    • jnyboy1131 · May 24, 2015

      You are so right!! We need to be the beta market not the general public and the home schoolers. if it is something that could potentiely improve learning we should be angle to try it. But I also believe that not all programs will benefit all classrooms. I might have a group of kids this year that love something and use it to gain a better understanding on learning, when the next year the kids have no desire to touch it. The biggest problem I run into is that my district doesn’t allow us to try things, and limits our access to any tech period. This is a lose – lose for the teacher and the student!

      Liked by 1 person

      • rockislandtechie · May 25, 2015

        That is certainly disappointing and can make teachers feel unsupported to meet expectations! That is definitely something we should all make a point to explore as we write our UbD unit plans and analyze tech plans, not only to see where the tech needs are but to advocate for district policies to change!


Leave a Reply

Fill in your details below or click an icon to log in: Logo

You are commenting using your account. Log Out /  Change )

Google+ photo

You are commenting using your Google+ account. Log Out /  Change )

Twitter picture

You are commenting using your Twitter account. Log Out /  Change )

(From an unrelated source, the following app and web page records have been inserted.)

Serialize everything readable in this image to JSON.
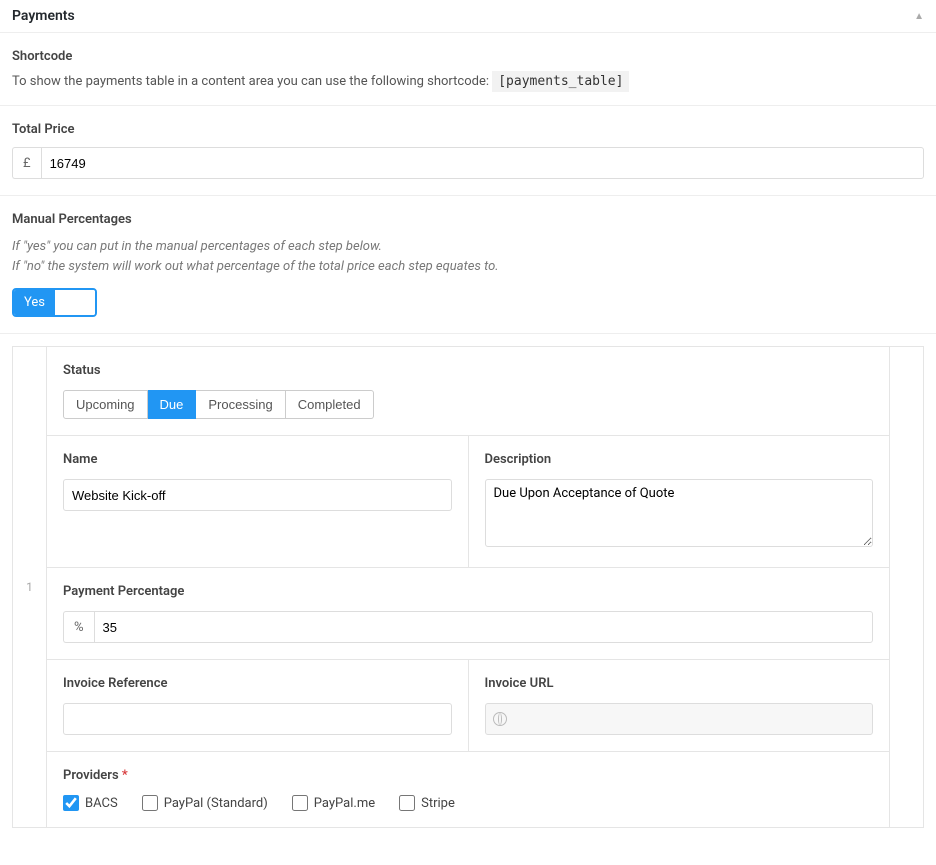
{
  "panel": {
    "title": "Payments"
  },
  "shortcode": {
    "label": "Shortcode",
    "text_before": "To show the payments table in a content area you can use the following shortcode: ",
    "code": "[payments_table]"
  },
  "total_price": {
    "label": "Total Price",
    "currency": "£",
    "value": "16749"
  },
  "manual_percentages": {
    "label": "Manual Percentages",
    "help_line1": "If \"yes\" you can put in the manual percentages of each step below.",
    "help_line2": "If \"no\" the system will work out what percentage of the total price each step equates to.",
    "toggle_yes": "Yes"
  },
  "repeater_index": "1",
  "status": {
    "label": "Status",
    "options": [
      "Upcoming",
      "Due",
      "Processing",
      "Completed"
    ],
    "active_index": 1
  },
  "name_field": {
    "label": "Name",
    "value": "Website Kick-off"
  },
  "description_field": {
    "label": "Description",
    "value": "Due Upon Acceptance of Quote"
  },
  "percentage": {
    "label": "Payment Percentage",
    "prefix": "%",
    "value": "35"
  },
  "invoice_ref": {
    "label": "Invoice Reference",
    "value": ""
  },
  "invoice_url": {
    "label": "Invoice URL",
    "value": ""
  },
  "providers": {
    "label": "Providers",
    "options": [
      {
        "label": "BACS",
        "checked": true
      },
      {
        "label": "PayPal (Standard)",
        "checked": false
      },
      {
        "label": "PayPal.me",
        "checked": false
      },
      {
        "label": "Stripe",
        "checked": false
      }
    ]
  }
}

Facebook photo

You are commenting using your Facebook account. Log Out /  Change )


Connecting to %s